She is now a freelance broadcaster and journalist and a Vice Chancellor's Fellow at the University of Melbourne, working with Asialink.
Dr Gary Lum is a Principal Medical Advisor in the Office of Health Protection. From 1996 to 2007 Gary was the Director of Pathology at the Royal Darwin Hospital and the Supervising Pathologist for the Northern Territory.
In October 2003 Gary was appointed a Member of the Order of Australia in the special Bali Bombing Investiture. Other professional activities have included Chairing the Public Health Laboratory Network (2005 to 2007), Vice Presidency of the Royal College of Pathologists of Australasia (2005 to 2007) and Chairman of Board of Proficiency Testing Australia 2006 to 2007.
Malik Peiris is Professor and Chair in Virology at the School of Public Health, the University of Hong Kong. His research focuses on the virology, ecology, pathogenesis and epidemiology of influenza, coronaviruses and other emerging respiratory viral infections.
He has a particular interest in emerging viral infections at the animal-human interface and in 2003, he played a key role in the discovery that a novel coronavirus was the cause of SARS, helping to understanding its pathogenesis and control. In collaboration with his colleagues at the School of Public Health, his research has elucidated the emergence, transmission and pathogenesis of avian influenza viruses H5N1, H9N2, H7N9 and the pandemic H1N1 virus of 2009, and more recently, of the MERS coronavirus.
Dr Rod Pearce is a practicing grass roots GP and a policy adviser. He was President of the Australian Medical Association (SA) from 1998 to 2000, GP Nationally Elected Representative on the Federal AMA and Chair of the AMA Council of General Practice for 3 terms from 2004 to 2010.

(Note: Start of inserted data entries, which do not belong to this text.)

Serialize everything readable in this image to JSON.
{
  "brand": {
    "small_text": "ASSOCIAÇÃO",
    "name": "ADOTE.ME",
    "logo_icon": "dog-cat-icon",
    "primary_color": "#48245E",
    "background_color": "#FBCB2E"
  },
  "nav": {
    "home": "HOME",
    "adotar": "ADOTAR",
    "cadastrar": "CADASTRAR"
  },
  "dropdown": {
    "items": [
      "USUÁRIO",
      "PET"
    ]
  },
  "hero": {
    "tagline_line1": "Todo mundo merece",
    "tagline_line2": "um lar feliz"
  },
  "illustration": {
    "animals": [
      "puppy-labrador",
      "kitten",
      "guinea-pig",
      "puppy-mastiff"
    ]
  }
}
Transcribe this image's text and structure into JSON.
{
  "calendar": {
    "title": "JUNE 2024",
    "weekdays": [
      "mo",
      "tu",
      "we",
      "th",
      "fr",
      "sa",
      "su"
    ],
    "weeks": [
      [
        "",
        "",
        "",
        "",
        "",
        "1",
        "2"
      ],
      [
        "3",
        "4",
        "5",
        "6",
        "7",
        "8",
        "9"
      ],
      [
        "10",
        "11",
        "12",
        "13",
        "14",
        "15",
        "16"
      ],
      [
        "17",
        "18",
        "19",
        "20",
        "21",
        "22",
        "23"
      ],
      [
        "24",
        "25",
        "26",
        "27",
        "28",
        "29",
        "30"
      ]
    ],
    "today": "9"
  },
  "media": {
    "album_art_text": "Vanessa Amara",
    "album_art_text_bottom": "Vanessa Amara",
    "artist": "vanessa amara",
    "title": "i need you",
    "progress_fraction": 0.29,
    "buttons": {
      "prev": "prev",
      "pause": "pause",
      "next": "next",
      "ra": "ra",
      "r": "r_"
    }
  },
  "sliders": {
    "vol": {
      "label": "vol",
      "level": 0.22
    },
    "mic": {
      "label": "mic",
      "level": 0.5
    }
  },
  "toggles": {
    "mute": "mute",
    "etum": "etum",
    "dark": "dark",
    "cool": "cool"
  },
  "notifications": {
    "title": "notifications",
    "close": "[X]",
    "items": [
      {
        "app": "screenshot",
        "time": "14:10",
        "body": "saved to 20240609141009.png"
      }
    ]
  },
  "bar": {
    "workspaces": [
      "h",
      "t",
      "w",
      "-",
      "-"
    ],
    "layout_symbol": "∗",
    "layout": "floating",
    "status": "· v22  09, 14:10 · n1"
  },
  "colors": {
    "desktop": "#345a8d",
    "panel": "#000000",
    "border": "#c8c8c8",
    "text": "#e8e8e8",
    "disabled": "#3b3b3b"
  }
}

In 2008 he was appointed by the then Health Minister, The Hon. Nicola Roxon, to the External Reference Group to develop Australia’s National Primary Health Care Strategy for the national health reforms. Dr Pearce continues to hold the position of Deputy Chair on the board of the Immunisation Coalition as well as positions on several other boards.
Leading infectious diseases expert, Professor Sharon Lewin, is the inaugural Director of the Doherty Institute, as well as a Professor of Medicine at The University of Melbourne and a National Health and Medical Research Council (NHMRC) Practitioner Fellow.
Professor Lewin is also the Chief Investigator of a NHMRC Centre of Research Excellence, The Australian Partnership for Preparedness Research on Infectious Diseases Emergencies, that aims to bring together Australia’s leading experts to address the key components required for an emergency response to infectious diseases.
Professor Kanta Subbarao is a virologist and a physician and was appointed Director of the WHO Collaborating Centre for Reference and Research on Influenza in 2016. Prior to her arrival in Melbourne, she was Chief of the Emerging Respiratory Viruses Section of the Laboratory of Infectious Diseases, National Institutes of Health (NIH) in the United States from 2002-2016.
Her research is focused on newly emerging viral diseases of global importance including pandemic influenza, severe acute respiratory syndrome (SARS) and Middle East Respiratory Syndrome (MERS).
Dr Russell Basser has been the Senior Vice President of Research and Development since the formation of Seqirus in 2015. Seqirus is one of the largest influenza vaccine companies in the world and a major partner in the prevention and control of influenza globally.
Dr Basser led the clinical and regulatory programs that led to licensure of CSL’s influenza vaccine globally (Fluvax in Australia, Afluria in the US, Enzira in Europe), Australian approval of the pre- pandemic H5N1 bird flu vaccine, as well as the 2009 H1N1 swine flu pandemic program.